[Component data from apps and pages]

___

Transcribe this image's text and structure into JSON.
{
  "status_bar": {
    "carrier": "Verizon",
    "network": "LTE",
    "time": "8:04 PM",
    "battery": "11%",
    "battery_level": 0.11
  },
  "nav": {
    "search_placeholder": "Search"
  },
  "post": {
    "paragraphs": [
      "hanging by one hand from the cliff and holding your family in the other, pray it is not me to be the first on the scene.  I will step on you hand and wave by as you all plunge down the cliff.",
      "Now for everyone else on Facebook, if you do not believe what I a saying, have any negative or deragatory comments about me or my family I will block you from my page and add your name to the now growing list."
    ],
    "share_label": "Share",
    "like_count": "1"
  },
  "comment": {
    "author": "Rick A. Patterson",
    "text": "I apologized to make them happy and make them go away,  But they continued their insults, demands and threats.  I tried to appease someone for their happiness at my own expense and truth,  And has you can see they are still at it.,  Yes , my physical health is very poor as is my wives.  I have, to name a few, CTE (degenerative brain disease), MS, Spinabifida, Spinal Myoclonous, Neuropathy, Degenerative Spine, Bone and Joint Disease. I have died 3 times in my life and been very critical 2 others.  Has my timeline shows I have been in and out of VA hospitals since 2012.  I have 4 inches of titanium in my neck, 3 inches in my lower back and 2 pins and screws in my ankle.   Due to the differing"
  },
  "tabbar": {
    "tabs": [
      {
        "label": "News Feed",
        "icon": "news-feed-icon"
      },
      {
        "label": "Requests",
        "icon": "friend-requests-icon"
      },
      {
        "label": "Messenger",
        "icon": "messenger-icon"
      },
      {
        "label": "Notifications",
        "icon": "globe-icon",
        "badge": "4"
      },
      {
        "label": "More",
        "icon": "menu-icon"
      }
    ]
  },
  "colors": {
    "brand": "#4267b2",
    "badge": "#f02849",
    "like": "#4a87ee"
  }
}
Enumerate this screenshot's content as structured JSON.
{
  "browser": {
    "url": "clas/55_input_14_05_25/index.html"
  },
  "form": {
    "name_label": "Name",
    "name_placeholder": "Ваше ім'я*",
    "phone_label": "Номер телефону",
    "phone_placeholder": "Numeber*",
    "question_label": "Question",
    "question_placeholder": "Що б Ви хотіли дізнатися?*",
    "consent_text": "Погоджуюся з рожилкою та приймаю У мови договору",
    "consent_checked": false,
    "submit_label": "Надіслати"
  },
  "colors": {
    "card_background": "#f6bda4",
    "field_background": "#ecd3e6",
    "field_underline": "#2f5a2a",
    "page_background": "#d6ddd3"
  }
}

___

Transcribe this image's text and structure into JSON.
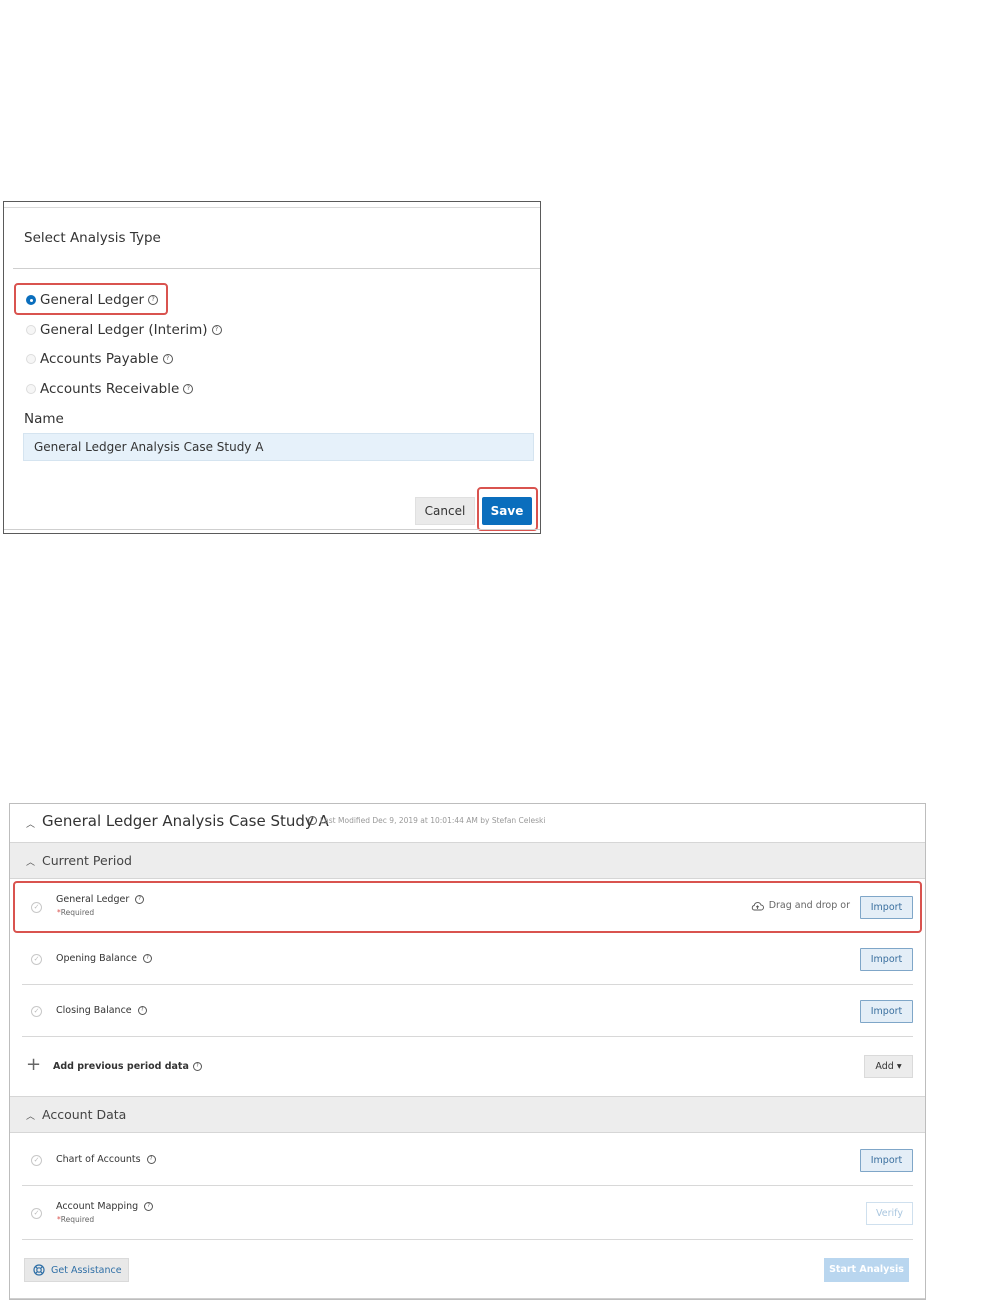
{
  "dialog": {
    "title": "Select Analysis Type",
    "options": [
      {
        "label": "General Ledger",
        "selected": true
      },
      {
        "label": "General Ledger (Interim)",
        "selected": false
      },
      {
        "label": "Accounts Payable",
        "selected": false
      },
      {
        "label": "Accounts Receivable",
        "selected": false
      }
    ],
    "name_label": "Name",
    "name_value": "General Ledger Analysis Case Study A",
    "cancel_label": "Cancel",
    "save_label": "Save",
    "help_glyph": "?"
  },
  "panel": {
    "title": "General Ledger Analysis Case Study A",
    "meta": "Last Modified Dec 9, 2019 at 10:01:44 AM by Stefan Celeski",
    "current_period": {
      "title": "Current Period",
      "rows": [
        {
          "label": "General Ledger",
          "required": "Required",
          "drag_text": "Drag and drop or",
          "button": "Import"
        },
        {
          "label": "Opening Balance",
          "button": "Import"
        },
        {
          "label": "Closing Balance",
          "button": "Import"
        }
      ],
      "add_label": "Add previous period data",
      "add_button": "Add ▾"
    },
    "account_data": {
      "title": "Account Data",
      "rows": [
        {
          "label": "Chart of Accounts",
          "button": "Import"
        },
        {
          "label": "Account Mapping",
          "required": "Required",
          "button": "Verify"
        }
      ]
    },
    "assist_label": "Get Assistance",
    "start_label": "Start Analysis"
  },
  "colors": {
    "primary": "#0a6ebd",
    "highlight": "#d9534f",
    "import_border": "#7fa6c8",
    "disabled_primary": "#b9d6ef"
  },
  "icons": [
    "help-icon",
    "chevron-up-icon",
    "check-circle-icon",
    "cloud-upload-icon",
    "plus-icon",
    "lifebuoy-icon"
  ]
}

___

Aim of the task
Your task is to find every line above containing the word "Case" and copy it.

Exercise output
    "name_value": "General Ledger Analysis Case Study A",
    "title": "General Ledger Analysis Case Study A",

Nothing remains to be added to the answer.